“You’ve got those Michelle Obama arms!”
People love to yell that at me. In reality, my arms are more like Serena Williams’, and I wish they would just say that. I love me some Serena.
I grew up with boys ducking, slinking, and hiding from me in hallways, shouting about how they didn’t want to “get beat up” by the dude in girl’s clothing (wrong on so, so many levels). Nothing had grown in yet, of course, so I really was just a chiseled, thick little thing, proud of being a track-and-field athlete when I wasn’t sleeping or eating. I was and still am the spitting image of my mother, a personal trainer and former gymnast who spent her childhood in South America climbing trees with her five brothers.
Genes are a real thing. I’ve never, ever been able to outrun mine.

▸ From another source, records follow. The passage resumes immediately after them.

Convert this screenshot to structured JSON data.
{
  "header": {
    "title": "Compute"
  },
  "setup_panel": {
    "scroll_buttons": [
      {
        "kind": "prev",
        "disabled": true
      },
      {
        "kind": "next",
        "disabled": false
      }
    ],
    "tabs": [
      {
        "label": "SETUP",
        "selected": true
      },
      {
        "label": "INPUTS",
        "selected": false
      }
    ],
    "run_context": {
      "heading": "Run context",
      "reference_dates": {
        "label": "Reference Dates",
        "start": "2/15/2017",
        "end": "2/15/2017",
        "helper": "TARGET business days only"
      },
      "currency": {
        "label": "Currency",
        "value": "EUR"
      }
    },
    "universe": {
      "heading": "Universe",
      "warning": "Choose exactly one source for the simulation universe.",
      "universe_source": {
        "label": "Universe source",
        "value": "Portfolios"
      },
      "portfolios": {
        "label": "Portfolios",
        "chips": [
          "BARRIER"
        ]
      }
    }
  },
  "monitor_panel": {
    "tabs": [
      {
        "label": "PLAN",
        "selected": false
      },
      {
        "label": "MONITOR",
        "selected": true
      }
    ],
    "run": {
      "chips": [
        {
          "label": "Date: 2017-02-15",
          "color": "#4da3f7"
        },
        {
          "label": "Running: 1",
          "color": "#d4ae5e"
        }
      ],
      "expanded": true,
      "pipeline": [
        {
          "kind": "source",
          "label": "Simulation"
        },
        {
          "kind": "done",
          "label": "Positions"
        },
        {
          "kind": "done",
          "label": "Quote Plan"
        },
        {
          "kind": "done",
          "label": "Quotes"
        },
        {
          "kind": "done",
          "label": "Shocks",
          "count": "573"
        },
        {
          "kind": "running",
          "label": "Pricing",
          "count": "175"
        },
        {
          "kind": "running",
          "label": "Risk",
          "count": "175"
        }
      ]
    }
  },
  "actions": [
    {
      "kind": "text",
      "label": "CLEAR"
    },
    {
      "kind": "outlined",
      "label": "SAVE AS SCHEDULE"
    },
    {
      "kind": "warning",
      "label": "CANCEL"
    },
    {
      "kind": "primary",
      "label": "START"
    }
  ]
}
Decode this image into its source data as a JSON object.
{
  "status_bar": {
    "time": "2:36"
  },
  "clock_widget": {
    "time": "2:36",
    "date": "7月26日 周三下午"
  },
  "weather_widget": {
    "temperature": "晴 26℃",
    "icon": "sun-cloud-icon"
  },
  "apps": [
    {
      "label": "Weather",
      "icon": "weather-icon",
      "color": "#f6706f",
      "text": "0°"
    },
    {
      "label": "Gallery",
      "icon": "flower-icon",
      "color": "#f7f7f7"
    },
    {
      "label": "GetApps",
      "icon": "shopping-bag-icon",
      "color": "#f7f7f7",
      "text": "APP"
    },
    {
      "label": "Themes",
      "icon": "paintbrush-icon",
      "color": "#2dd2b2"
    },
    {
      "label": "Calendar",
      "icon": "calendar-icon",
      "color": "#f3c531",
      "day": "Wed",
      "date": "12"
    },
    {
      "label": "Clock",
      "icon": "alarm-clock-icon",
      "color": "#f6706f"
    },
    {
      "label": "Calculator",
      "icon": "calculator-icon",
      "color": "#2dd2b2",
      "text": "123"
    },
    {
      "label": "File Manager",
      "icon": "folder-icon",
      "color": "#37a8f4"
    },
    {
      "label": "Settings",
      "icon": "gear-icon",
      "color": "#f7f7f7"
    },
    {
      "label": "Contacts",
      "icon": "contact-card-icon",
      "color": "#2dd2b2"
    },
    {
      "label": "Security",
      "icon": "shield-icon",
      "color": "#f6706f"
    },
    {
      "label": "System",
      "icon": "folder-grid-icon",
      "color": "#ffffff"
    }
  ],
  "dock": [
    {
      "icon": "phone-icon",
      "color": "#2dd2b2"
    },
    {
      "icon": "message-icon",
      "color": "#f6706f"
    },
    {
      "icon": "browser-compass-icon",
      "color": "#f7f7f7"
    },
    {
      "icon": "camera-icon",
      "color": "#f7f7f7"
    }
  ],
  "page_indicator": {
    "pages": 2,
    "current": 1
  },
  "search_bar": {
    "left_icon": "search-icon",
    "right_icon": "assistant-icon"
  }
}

And run I did. There were more than a few moments where I resented my body shape. Sure, I’ve always been more comfortable in sports bras, Birkenstocks, and jorts than dresses, but I still felt somewhat frustrated that my femininity was questioned because of musculature beyond my control. I asked my mom where my curves were, begged for a relaxer and braces, and stabbed myself in the eye more than once while attempting to wear mascara in middle school. I wanted to prove I was more than muscles, that I had soft qualities to me, that I deserved to be protected just like any other girl. I couldn’t understand how my athletic prowess somehow disqualified me from being an emotional, sentient being. Yes, I could do more pullups than most in elementary school. But I was still capable of getting hurt, of needing support, of being insecure.

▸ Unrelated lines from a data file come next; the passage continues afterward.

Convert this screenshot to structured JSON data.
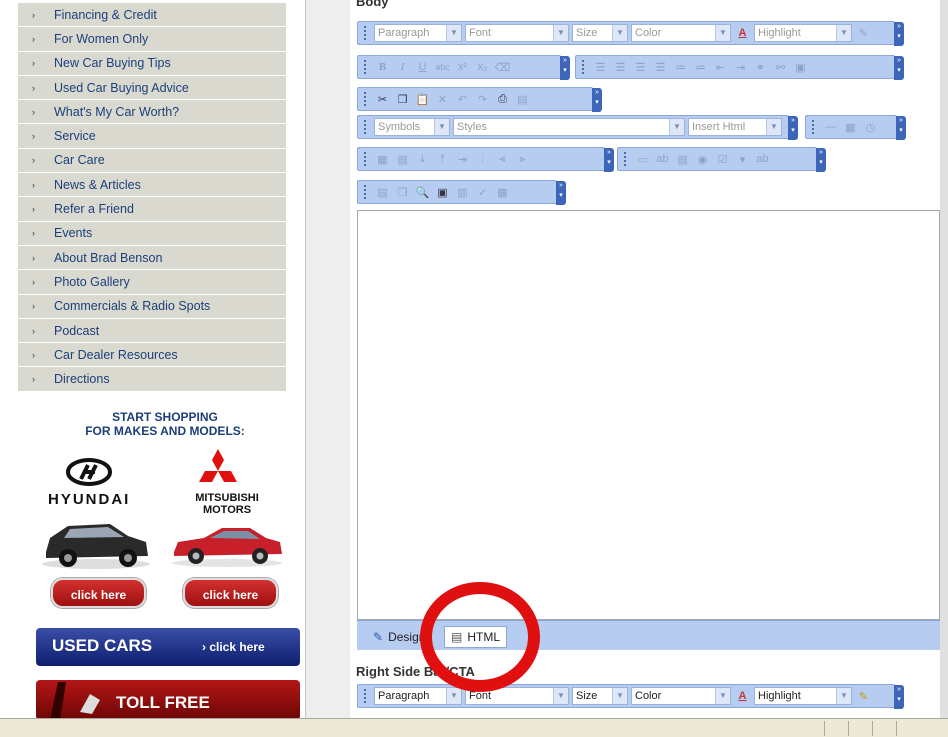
{
  "sidebar": {
    "nav_items": [
      "Financing & Credit",
      "For Women Only",
      "New Car Buying Tips",
      "Used Car Buying Advice",
      "What's My Car Worth?",
      "Service",
      "Car Care",
      "News & Articles",
      "Refer a Friend",
      "Events",
      "About Brad Benson",
      "Photo Gallery",
      "Commercials & Radio Spots",
      "Podcast",
      "Car Dealer Resources",
      "Directions"
    ],
    "shop_title_line1": "START SHOPPING",
    "shop_title_line2": "FOR MAKES AND MODELS:",
    "hyundai": "HYUNDAI",
    "mitsubishi_line1": "MITSUBISHI",
    "mitsubishi_line2": "MOTORS",
    "click_here": "click here",
    "used_cars": "USED CARS",
    "used_cars_cta": "› click here",
    "toll_free": "TOLL FREE"
  },
  "editor": {
    "body_label": "Body",
    "toolbar1": {
      "paragraph": "Paragraph",
      "font": "Font",
      "size": "Size",
      "color": "Color",
      "highlight": "Highlight"
    },
    "toolbar4": {
      "symbols": "Symbols",
      "styles": "Styles",
      "insert_html": "Insert Html"
    },
    "mode_design": "Design",
    "mode_html": "HTML",
    "right_label": "Right Side Bar/CTA",
    "toolbar_bottom": {
      "paragraph": "Paragraph",
      "font": "Font",
      "size": "Size",
      "color": "Color",
      "highlight": "Highlight"
    }
  },
  "colors": {
    "accent": "#b7ccf1",
    "annotation": "#e01010",
    "nav_bg": "#d9d9d0",
    "nav_text": "#1c3f7a"
  }
}
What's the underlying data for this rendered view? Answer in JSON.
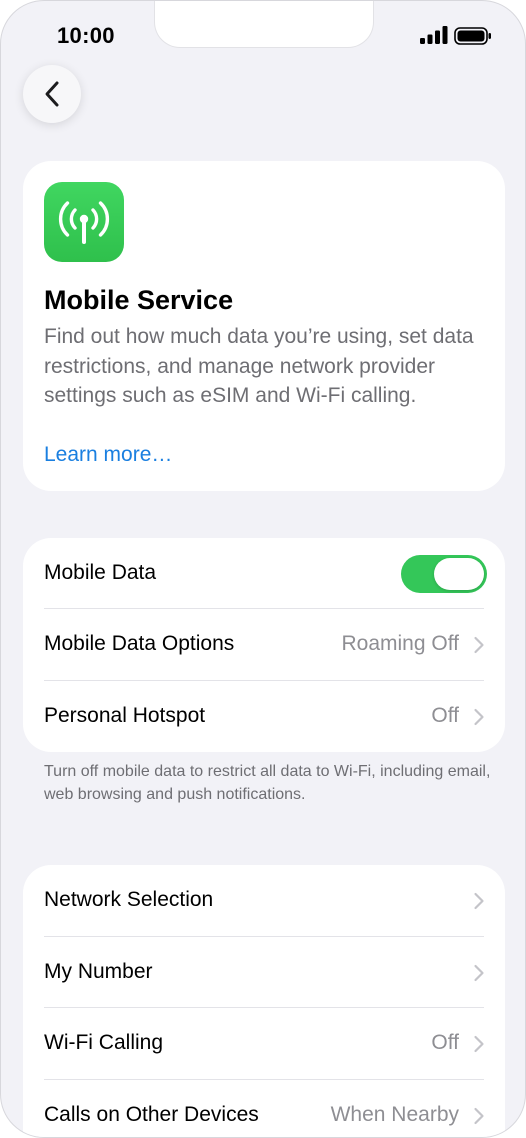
{
  "status_bar": {
    "time": "10:00",
    "signal_icon": "cellular-signal-icon",
    "battery_icon": "battery-full-icon"
  },
  "nav": {
    "back_icon": "chevron-left-icon"
  },
  "intro": {
    "icon": "antenna-radiowaves-icon",
    "icon_color": "#34c759",
    "title": "Mobile Service",
    "description": "Find out how much data you’re using, set data restrictions, and manage network provider settings such as eSIM and Wi-Fi calling.",
    "learn_more": "Learn more…",
    "link_color": "#1a7fe0"
  },
  "data_section": {
    "rows": [
      {
        "label": "Mobile Data",
        "toggle_on": true
      },
      {
        "label": "Mobile Data Options",
        "value": "Roaming Off"
      },
      {
        "label": "Personal Hotspot",
        "value": "Off"
      }
    ],
    "footnote": "Turn off mobile data to restrict all data to Wi-Fi, including email, web browsing and push notifications."
  },
  "network_section": {
    "rows": [
      {
        "label": "Network Selection",
        "value": ""
      },
      {
        "label": "My Number",
        "value": ""
      },
      {
        "label": "Wi-Fi Calling",
        "value": "Off"
      },
      {
        "label": "Calls on Other Devices",
        "value": "When Nearby"
      }
    ]
  },
  "colors": {
    "background": "#f2f2f7",
    "toggle_on": "#34c759",
    "secondary_text": "#8e8e93"
  }
}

Perhaps it was because of all of those years of yearning to be conventionally pretty, but I think at a certain point, I learned to seek solace in my assumed strength. That appeared to be the consistent expectation, so I relented. I attempted to hone that quality in myself and strove to keep vulnerability at bay. After all, strength has always felt like a prerequisite…